As argued in my previous article, your value proposition is the bread and butter of your strategy. It is this single element that defines the contribution of your organization and its core reason to exist. Therefore, it should serve as the basis for your new and improved strategy. There are several tools available to define value propositions in a qualitative way. Examples are the “Value Proposition Canvas” by Osterwalder and colleagues and Mat Shore’s “Six Elements of a Value Proposition.” For a more quantitative approach you can use the “Strategy Canvas” that is part of Kim and Mauborgne’s “Blue Ocean Strategy.” Using tools like these, you can define what your value proposition is and what it should look like. The best way to do that is to base your value proposition on the needs of (prospective) customers while comparing it to competing alternatives and your organization’s capabilities.
Step 3: Align the other elements with your value proposition
Once you know what your current strategy looks like along the ten elements and what your future value proposition should be, the actual alignment can start. With ten elements, there are about a zillion combinations that you need to consider for achieving perfect alignment. After all, it means that every element of your strategy has to align with every other element. That is not very practical. With the value proposition as core element, though, creating alignment is much simpler—not easy, but much simpler because you look at just nine relationships. So, you go through the other nine elements one by one, assess how well they already align with your value proposition and identify ways to align them better. You identify, for example, what are your key resources and competences and how they positively or negatively affect your value proposition. Then you look at your partnerships, revenue model, and so on and so forth.

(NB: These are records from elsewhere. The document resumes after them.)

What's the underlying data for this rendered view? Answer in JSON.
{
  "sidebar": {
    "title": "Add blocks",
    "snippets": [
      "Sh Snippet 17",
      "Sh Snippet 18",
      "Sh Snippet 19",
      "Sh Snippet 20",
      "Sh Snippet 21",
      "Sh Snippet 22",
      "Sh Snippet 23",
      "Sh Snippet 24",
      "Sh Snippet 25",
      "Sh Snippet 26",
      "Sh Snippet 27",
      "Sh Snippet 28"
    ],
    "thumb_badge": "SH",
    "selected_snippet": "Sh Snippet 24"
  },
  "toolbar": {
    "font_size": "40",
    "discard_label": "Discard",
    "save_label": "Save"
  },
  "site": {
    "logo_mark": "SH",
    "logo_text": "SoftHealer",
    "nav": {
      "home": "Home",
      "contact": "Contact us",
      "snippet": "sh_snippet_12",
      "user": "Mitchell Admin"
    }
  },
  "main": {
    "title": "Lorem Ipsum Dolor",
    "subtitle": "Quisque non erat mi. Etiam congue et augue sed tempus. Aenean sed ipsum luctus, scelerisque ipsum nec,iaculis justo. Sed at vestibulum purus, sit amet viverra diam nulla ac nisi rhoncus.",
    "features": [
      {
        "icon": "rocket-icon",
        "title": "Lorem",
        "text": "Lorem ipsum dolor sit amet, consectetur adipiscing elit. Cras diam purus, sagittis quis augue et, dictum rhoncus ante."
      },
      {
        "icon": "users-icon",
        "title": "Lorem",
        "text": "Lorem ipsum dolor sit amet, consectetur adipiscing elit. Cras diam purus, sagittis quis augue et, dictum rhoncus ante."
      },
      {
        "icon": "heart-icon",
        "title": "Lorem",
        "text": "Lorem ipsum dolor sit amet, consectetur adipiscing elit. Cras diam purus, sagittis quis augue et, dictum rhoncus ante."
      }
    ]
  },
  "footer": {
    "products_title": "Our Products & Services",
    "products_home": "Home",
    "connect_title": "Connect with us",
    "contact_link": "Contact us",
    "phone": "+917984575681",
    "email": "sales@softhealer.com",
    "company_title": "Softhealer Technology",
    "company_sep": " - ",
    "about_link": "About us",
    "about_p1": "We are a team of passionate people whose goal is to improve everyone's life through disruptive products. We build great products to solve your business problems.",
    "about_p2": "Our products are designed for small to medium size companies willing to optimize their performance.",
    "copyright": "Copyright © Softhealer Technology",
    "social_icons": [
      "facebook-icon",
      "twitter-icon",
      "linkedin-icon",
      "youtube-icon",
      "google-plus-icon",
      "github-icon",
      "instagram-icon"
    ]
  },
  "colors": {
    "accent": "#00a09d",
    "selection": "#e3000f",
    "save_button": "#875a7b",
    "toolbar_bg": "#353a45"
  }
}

Of course, the reality is that these steps are still pretty challenging and that there is some real hard work to do. Also, without the proper tooling and structured process, they are still much easier said than done. But with the three steps above, you can make a head start with creating a strategy that is better aligned, focused and effective.
This post was published earlier here on my forbes.com page.
Image credit: Getty